It is in this context that Xi’s move to one-man dictatorship is important, since he expects a major challenge from the United States on trade. President Trump has signaled his views on trade and his willingness to impose them. Xi has made certain that he is well-prepared for Trump’s moves, especially in regard to a security apparatus that will clamp down on any public discontent arising from an economic downturn.
Changing Perceptions Add to the Potential for a Trade War
At the same time, President Xi’s shift to dictatorship can be seen as a distinct move away from the long-cherished U.S. hope that economic liberalism would eventually lead to political liberalization. Just as the Chinese long assumed that the United States would remain the champion of free trade, the Americans too have found a key perception to have been wrong. In a sense, America’s shift from free trade to protectionism is matched by Xi’s political consolidation. Part of that challenge is the daunting task of pushing aside the U.S.-dominated order without entirely disrupting critical trading relations. A full-blown trade war at this point is not desirable.
President Xi’s power is at its apex—for now. What he does with that power will be critical for his legacy as well as where he wants to take China. Xi’s list of challenges is extensive. Key among these is the compact between the Communist Party and the Chinese population: as long as you remain out of politics, the party will provide you with a better standard of living. This compact is already under considerable pressure, considering income gaps, rural-urban disparities, corruption and pollution—all issues that chip away at the Chinese state’s legitimacy.

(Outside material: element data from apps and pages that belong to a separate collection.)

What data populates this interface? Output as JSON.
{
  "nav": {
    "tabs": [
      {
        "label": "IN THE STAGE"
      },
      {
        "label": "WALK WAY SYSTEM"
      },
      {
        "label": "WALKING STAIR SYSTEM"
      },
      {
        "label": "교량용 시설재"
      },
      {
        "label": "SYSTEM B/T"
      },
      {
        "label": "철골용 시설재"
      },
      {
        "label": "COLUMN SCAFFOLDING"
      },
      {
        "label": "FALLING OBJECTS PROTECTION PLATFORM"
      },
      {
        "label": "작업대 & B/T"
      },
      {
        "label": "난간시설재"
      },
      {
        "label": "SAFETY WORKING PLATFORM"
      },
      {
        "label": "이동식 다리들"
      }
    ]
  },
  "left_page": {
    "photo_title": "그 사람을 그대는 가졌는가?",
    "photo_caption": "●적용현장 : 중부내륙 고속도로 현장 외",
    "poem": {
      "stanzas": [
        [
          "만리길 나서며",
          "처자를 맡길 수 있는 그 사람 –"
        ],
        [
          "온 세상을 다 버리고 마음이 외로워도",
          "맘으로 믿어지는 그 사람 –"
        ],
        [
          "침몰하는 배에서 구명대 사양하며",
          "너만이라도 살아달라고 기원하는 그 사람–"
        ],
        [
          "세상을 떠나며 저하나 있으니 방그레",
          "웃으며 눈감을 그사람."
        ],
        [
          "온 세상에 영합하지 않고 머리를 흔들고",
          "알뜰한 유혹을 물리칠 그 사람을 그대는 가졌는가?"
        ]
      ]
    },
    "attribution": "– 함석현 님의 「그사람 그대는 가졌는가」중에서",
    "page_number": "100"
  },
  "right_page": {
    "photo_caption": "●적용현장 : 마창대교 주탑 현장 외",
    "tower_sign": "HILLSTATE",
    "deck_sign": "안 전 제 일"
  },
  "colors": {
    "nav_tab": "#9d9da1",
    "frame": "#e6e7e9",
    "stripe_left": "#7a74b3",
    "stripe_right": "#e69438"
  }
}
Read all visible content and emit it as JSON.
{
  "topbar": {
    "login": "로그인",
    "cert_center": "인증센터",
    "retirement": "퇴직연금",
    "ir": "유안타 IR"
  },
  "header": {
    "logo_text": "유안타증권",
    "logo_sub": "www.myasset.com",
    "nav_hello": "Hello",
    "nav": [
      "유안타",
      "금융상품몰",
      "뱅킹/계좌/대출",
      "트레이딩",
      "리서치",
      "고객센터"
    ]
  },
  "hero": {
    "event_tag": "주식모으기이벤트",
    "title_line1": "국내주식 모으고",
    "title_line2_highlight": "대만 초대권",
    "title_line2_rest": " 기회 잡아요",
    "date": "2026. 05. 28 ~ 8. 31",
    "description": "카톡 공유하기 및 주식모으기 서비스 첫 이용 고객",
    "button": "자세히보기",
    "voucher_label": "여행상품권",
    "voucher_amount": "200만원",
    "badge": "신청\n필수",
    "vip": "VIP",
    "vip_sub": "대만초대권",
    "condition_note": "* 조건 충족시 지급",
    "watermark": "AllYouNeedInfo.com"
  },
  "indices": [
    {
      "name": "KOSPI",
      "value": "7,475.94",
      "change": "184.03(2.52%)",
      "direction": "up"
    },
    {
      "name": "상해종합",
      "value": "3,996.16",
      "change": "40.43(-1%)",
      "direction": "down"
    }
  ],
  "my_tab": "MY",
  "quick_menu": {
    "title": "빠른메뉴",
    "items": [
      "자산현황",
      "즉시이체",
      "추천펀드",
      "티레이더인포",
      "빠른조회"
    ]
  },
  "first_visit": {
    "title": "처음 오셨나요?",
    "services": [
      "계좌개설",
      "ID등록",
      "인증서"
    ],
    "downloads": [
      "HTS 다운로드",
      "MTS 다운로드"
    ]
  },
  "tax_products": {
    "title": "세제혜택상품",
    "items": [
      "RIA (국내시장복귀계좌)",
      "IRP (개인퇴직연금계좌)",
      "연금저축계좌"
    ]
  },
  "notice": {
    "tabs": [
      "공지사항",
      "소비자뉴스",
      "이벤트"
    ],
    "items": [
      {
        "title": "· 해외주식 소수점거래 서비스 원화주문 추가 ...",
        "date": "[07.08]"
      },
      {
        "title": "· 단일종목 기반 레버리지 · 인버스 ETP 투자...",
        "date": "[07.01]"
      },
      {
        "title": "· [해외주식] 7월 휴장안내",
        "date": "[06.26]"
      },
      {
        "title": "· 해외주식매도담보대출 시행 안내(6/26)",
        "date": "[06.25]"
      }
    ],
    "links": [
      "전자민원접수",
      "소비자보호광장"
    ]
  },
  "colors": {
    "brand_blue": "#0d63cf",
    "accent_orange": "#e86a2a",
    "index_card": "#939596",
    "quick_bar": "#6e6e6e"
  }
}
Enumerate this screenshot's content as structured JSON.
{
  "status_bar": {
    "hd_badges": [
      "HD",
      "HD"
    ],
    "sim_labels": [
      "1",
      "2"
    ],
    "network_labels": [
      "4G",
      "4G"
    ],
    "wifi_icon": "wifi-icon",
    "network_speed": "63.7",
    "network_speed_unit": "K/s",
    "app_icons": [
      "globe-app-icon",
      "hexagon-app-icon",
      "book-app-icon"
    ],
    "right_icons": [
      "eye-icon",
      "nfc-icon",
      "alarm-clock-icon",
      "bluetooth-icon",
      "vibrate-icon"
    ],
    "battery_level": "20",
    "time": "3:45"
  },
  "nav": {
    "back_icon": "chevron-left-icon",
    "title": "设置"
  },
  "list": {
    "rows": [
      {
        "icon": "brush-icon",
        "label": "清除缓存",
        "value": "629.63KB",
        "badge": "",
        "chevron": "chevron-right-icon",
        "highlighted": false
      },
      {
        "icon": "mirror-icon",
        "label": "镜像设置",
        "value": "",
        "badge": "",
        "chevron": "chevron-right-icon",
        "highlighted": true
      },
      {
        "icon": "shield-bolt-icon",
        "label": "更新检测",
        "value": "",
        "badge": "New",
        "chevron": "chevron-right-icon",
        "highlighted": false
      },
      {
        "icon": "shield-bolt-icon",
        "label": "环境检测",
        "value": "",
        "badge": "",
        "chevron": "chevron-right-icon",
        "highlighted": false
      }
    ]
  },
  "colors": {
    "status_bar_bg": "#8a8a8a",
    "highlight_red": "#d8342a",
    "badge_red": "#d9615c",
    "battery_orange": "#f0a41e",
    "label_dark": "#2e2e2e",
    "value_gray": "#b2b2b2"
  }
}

With the Internet and travel, China’s 1.4 billion people are more connected with the world than at any time in history. This does not argue for a more liberal, democratic China, but one that is often strongly aware of what other people have and aspire to. In this sense, Xi also has to contend with rising expectations. A brutal and disruptive Sino-American trade war would put the Chinese political system and Xi’s own position under considerable pressure. If President Xi’s policies become messy failures he runs the risk of a palace coup, led by some secretive cabal, spawned by an autocratic regime that is not open to debate and suffers policy drift. President Xi should savor the moment, the tough part of dictatorial rule is just starting. The rest of the world should be ready for a more assertive line out of Beijing and more salvos in a deepening Sino-American trade war.